__What to do__
Among the entries below, tally each line where the word "time" appears and state only the total.

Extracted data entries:
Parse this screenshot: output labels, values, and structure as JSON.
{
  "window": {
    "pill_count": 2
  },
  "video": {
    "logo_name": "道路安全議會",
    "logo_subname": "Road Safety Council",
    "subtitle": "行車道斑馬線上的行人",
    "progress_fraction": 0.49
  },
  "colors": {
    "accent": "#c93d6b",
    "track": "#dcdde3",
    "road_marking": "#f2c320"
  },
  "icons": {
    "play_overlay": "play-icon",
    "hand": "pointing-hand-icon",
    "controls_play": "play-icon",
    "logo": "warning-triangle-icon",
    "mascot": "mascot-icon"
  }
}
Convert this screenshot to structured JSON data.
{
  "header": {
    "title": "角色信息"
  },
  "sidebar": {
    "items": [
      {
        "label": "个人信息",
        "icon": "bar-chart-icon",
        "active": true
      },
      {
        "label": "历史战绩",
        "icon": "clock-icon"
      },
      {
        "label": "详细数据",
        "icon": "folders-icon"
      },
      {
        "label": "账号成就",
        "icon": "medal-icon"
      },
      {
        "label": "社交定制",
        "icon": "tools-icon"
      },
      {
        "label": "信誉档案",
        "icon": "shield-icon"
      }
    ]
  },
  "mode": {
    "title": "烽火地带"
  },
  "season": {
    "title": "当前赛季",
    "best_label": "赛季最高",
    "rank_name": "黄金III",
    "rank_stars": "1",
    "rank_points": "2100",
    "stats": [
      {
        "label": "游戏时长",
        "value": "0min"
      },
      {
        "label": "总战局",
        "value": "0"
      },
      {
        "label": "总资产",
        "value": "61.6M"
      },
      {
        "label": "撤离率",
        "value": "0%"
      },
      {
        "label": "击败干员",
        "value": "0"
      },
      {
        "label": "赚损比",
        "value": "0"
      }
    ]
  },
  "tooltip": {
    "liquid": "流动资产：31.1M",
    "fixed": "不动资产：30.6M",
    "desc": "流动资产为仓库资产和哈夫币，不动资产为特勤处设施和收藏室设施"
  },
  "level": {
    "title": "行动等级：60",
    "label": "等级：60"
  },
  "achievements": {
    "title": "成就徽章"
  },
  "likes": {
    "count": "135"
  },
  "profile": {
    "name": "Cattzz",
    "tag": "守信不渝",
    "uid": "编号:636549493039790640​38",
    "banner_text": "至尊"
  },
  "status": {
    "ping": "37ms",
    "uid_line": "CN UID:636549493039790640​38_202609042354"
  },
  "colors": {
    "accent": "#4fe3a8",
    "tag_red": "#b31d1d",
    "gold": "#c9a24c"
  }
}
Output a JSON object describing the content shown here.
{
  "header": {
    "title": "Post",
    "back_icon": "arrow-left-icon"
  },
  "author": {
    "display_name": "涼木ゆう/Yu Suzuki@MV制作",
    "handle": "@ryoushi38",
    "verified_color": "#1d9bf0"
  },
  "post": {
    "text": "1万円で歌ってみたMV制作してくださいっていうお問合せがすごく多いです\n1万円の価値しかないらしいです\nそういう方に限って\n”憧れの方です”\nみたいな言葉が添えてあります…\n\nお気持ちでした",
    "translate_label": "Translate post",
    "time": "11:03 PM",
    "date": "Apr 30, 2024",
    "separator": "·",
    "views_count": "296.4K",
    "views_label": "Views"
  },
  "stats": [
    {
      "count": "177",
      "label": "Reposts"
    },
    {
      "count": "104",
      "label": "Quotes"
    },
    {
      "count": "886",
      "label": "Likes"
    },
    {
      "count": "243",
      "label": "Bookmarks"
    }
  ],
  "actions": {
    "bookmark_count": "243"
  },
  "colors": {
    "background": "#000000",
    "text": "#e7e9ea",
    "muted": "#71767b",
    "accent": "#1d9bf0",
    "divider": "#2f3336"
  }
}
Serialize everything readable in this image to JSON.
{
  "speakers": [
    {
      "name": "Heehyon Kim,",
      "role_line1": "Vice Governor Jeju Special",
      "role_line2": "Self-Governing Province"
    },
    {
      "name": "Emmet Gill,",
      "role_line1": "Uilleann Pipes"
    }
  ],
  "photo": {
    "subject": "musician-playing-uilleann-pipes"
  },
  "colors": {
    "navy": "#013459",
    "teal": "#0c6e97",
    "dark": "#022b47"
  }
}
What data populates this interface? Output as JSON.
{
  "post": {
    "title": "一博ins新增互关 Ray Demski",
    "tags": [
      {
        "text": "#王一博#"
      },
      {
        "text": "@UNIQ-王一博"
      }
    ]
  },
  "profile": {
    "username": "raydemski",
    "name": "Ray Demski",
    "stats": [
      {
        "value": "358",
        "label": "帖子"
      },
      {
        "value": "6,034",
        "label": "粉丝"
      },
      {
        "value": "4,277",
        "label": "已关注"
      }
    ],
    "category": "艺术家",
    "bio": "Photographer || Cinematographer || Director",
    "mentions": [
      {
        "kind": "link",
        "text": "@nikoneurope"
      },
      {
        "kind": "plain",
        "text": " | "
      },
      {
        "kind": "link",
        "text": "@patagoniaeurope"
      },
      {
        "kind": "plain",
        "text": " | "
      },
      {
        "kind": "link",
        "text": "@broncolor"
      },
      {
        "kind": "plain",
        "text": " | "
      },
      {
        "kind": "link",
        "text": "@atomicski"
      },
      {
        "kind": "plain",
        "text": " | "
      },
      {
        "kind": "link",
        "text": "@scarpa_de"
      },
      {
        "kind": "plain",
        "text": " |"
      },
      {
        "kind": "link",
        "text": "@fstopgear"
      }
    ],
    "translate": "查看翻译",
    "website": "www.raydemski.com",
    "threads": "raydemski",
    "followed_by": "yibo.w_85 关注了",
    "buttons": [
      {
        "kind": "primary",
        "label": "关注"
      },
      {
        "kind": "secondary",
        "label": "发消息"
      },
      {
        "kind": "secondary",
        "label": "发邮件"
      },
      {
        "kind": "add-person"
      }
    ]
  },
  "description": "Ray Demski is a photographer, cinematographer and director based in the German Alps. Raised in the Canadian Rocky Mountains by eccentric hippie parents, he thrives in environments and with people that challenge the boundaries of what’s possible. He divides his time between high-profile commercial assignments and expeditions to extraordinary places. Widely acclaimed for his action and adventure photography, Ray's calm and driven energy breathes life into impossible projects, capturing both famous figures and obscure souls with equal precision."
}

__Written response__
2